**What you need to do:**
Repeat every record below exactly, leaving out the pictures.

**Items from a dataset:**
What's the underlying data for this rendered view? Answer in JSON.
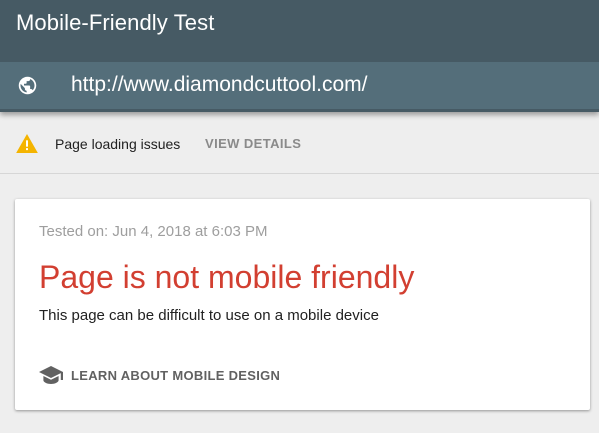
{
  "header": {
    "title": "Mobile-Friendly Test",
    "url": "http://www.diamondcuttool.com/"
  },
  "issues_bar": {
    "message": "Page loading issues",
    "action_label": "VIEW DETAILS",
    "warning_color": "#f4b400"
  },
  "result": {
    "tested_on": "Tested on: Jun 4, 2018 at 6:03 PM",
    "verdict": "Page is not mobile friendly",
    "description": "This page can be difficult to use on a mobile device",
    "learn_label": "LEARN ABOUT MOBILE DESIGN",
    "verdict_color": "#d23f31"
  },
  "icons": {
    "url": "globe-icon",
    "warning": "warning-icon",
    "learn": "mortarboard-icon"
  },
  "colors": {
    "header_bg": "#465a64",
    "url_bar_bg": "#546e7a"
  }
}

**Solution below:**
What's the underlying data for this rendered view? Answer in JSON.
{
  "header": {
    "title": "Mobile-Friendly Test",
    "url": "http://www.diamondcuttool.com/"
  },
  "issues_bar": {
    "message": "Page loading issues",
    "action_label": "VIEW DETAILS",
    "warning_color": "#f4b400"
  },
  "result": {
    "tested_on": "Tested on: Jun 4, 2018 at 6:03 PM",
    "verdict": "Page is not mobile friendly",
    "description": "This page can be difficult to use on a mobile device",
    "learn_label": "LEARN ABOUT MOBILE DESIGN",
    "verdict_color": "#d23f31"
  },
  "icons": {
    "url": "globe-icon",
    "warning": "warning-icon",
    "learn": "mortarboard-icon"
  },
  "colors": {
    "header_bg": "#465a64",
    "url_bar_bg": "#546e7a"
  }
}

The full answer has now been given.